◆ About this exercise
In the data that follows, count the lines in which the word "label" occurs, and report that figure alone.

[Provided material — start]

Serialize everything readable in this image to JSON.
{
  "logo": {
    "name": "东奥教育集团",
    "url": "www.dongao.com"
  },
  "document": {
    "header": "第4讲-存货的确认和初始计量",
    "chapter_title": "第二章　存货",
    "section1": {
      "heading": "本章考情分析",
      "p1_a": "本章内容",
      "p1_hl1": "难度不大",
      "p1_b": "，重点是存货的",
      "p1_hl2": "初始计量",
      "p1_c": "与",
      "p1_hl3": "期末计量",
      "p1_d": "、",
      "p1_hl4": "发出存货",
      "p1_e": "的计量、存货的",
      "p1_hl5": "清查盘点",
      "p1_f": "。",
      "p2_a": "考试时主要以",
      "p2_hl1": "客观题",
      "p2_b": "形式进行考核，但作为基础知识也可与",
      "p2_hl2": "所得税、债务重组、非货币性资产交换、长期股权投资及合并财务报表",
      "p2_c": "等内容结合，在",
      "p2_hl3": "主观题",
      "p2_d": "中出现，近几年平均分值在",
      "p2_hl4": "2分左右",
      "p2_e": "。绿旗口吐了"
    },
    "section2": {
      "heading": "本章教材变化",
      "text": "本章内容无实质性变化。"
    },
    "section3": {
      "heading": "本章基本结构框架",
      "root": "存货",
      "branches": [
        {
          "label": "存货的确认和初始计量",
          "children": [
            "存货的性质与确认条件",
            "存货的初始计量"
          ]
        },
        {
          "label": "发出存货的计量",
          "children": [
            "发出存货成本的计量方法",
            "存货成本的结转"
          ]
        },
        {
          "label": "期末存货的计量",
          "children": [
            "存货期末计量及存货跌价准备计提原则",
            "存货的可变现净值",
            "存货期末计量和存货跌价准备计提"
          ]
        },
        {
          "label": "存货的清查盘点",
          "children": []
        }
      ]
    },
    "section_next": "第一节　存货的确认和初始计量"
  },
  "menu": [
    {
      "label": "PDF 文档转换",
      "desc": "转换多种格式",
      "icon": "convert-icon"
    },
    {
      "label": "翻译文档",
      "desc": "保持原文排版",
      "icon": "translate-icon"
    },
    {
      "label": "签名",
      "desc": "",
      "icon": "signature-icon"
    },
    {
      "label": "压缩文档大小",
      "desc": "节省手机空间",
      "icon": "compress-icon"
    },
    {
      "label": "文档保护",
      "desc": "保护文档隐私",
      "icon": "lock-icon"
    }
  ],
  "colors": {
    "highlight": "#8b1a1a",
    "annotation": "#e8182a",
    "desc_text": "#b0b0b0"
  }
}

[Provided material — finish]

◆ Answer to the exercise
9